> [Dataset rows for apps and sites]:
•••••
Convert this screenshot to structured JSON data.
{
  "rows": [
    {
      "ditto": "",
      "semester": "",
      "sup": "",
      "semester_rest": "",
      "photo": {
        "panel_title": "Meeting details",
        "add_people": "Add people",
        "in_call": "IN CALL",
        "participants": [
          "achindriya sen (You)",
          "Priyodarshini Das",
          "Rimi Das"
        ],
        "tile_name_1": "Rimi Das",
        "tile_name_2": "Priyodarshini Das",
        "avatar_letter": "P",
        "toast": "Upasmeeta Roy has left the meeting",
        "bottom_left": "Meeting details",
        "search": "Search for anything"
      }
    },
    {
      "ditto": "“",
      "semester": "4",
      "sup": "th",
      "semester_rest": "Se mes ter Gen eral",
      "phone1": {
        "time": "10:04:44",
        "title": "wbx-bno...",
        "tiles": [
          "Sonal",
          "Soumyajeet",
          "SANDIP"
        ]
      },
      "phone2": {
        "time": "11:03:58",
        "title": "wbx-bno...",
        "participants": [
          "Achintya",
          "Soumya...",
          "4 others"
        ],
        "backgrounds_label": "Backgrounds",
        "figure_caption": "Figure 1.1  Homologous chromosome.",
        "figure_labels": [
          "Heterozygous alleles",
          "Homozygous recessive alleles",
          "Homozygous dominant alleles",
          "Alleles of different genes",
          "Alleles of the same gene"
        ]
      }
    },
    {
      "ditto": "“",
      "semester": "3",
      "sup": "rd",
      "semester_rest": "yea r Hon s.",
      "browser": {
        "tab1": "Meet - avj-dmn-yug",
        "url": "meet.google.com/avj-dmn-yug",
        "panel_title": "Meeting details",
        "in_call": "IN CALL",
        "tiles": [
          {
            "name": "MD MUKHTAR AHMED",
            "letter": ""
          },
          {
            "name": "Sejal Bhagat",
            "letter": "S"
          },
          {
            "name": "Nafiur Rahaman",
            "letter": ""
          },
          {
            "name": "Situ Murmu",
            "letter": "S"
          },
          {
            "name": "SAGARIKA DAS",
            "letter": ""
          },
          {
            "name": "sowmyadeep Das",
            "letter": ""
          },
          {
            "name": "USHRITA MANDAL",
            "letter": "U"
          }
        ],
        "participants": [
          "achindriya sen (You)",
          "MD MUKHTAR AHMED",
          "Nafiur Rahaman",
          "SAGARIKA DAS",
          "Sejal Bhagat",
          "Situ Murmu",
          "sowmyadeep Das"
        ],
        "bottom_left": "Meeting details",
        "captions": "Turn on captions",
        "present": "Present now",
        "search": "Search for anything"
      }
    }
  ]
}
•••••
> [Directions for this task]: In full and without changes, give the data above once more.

> [Output for this task]:
Convert this screenshot to structured JSON data.
{
  "rows": [
    {
      "ditto": "",
      "semester": "",
      "sup": "",
      "semester_rest": "",
      "photo": {
        "panel_title": "Meeting details",
        "add_people": "Add people",
        "in_call": "IN CALL",
        "participants": [
          "achindriya sen (You)",
          "Priyodarshini Das",
          "Rimi Das"
        ],
        "tile_name_1": "Rimi Das",
        "tile_name_2": "Priyodarshini Das",
        "avatar_letter": "P",
        "toast": "Upasmeeta Roy has left the meeting",
        "bottom_left": "Meeting details",
        "search": "Search for anything"
      }
    },
    {
      "ditto": "“",
      "semester": "4",
      "sup": "th",
      "semester_rest": "Se mes ter Gen eral",
      "phone1": {
        "time": "10:04:44",
        "title": "wbx-bno...",
        "tiles": [
          "Sonal",
          "Soumyajeet",
          "SANDIP"
        ]
      },
      "phone2": {
        "time": "11:03:58",
        "title": "wbx-bno...",
        "participants": [
          "Achintya",
          "Soumya...",
          "4 others"
        ],
        "backgrounds_label": "Backgrounds",
        "figure_caption": "Figure 1.1  Homologous chromosome.",
        "figure_labels": [
          "Heterozygous alleles",
          "Homozygous recessive alleles",
          "Homozygous dominant alleles",
          "Alleles of different genes",
          "Alleles of the same gene"
        ]
      }
    },
    {
      "ditto": "“",
      "semester": "3",
      "sup": "rd",
      "semester_rest": "yea r Hon s.",
      "browser": {
        "tab1": "Meet - avj-dmn-yug",
        "url": "meet.google.com/avj-dmn-yug",
        "panel_title": "Meeting details",
        "in_call": "IN CALL",
        "tiles": [
          {
            "name": "MD MUKHTAR AHMED",
            "letter": ""
          },
          {
            "name": "Sejal Bhagat",
            "letter": "S"
          },
          {
            "name": "Nafiur Rahaman",
            "letter": ""
          },
          {
            "name": "Situ Murmu",
            "letter": "S"
          },
          {
            "name": "SAGARIKA DAS",
            "letter": ""
          },
          {
            "name": "sowmyadeep Das",
            "letter": ""
          },
          {
            "name": "USHRITA MANDAL",
            "letter": "U"
          }
        ],
        "participants": [
          "achindriya sen (You)",
          "MD MUKHTAR AHMED",
          "Nafiur Rahaman",
          "SAGARIKA DAS",
          "Sejal Bhagat",
          "Situ Murmu",
          "sowmyadeep Das"
        ],
        "bottom_left": "Meeting details",
        "captions": "Turn on captions",
        "present": "Present now",
        "search": "Search for anything"
      }
    }
  ]
}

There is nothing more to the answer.